Having lived the first half of my adult life in the UK and the second half in Australia, it is little wonder that I have such a strong affinity with the underdog in a given situation, since both countries have cultures that root for the little guy to succeed over a bigger, stronger opponent.

Unlimited plans are still ruling the mobile broadband waves

The all-you-can-eat data party has been over for some time already

In this job I am lucky to get to travel to some truly fantastic cities: This year alone I have been able to visit three of the most amazing places on the planet – London, Shanghai and Hong Kong – and I won’t even begin to brag about the three day trip I scored to Shenzhen.

Malcolm Turnbull’s Asian roadtrip fails to land a punch on the NBN


In the Australian context Turnbull appears to be arguing that in the absence of the NBN – and it is hard to tell his exact position in the absence of a clearly outlined broadband policy – local operators should be allowed to follow the South Korean example and rollout networks where and when they please, purely in the name of diversity and competition.

Can operators really live on access fees alone?

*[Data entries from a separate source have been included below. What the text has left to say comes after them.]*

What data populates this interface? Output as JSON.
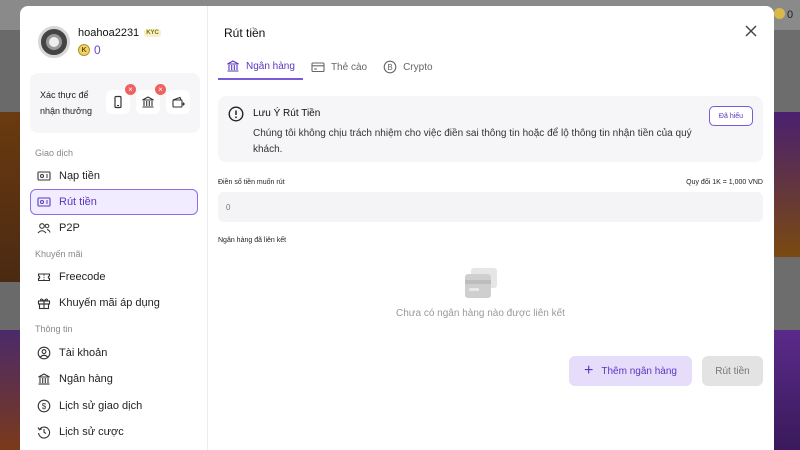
{
  "background": {
    "coin_balance": "0"
  },
  "user": {
    "username": "hoahoa2231",
    "kyc_badge": "KYC",
    "balance": "0",
    "coin_symbol": "K"
  },
  "verify": {
    "label": "Xác thực để nhận thưởng"
  },
  "sidebar": {
    "section_transactions": "Giao dịch",
    "deposit": "Nạp tiền",
    "withdraw": "Rút tiền",
    "p2p": "P2P",
    "section_promotions": "Khuyến mãi",
    "freecode": "Freecode",
    "applied_promos": "Khuyến mãi áp dụng",
    "section_info": "Thông tin",
    "account": "Tài khoản",
    "bank": "Ngân hàng",
    "transaction_history": "Lịch sử giao dịch",
    "bet_history": "Lịch sử cược"
  },
  "main": {
    "title": "Rút tiền",
    "tabs": [
      {
        "label": "Ngân hàng",
        "icon": "bank-icon"
      },
      {
        "label": "Thẻ cào",
        "icon": "card-icon"
      },
      {
        "label": "Crypto",
        "icon": "bitcoin-icon"
      }
    ],
    "notice_title": "Lưu Ý Rút Tiền",
    "notice_text": "Chúng tôi không chịu trách nhiệm cho việc điền sai thông tin hoặc để lộ thông tin nhận tiền của quý khách.",
    "ack_button": "Đã hiểu",
    "amount_label": "Điền số tiền muốn rút",
    "rate_label": "Quy đổi 1K = 1,000 VND",
    "amount_placeholder": "0",
    "linked_label": "Ngân hàng đã liên kết",
    "empty_text": "Chưa có ngân hàng nào được liên kết",
    "add_bank_button": "Thêm ngân hàng",
    "withdraw_button": "Rút tiền"
  },
  "colors": {
    "accent": "#5a36c0",
    "accent_light": "#e6ddfb",
    "badge_red": "#ef6060"
  }
}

There is little doubt that City Telecom-owned broadband operator Hong Kong Broadband Network (HKBN) is one of the most remarkable operators in Asia Pacific. What the operator has achieved on a modest budget and against some tough competition has been extraordinary.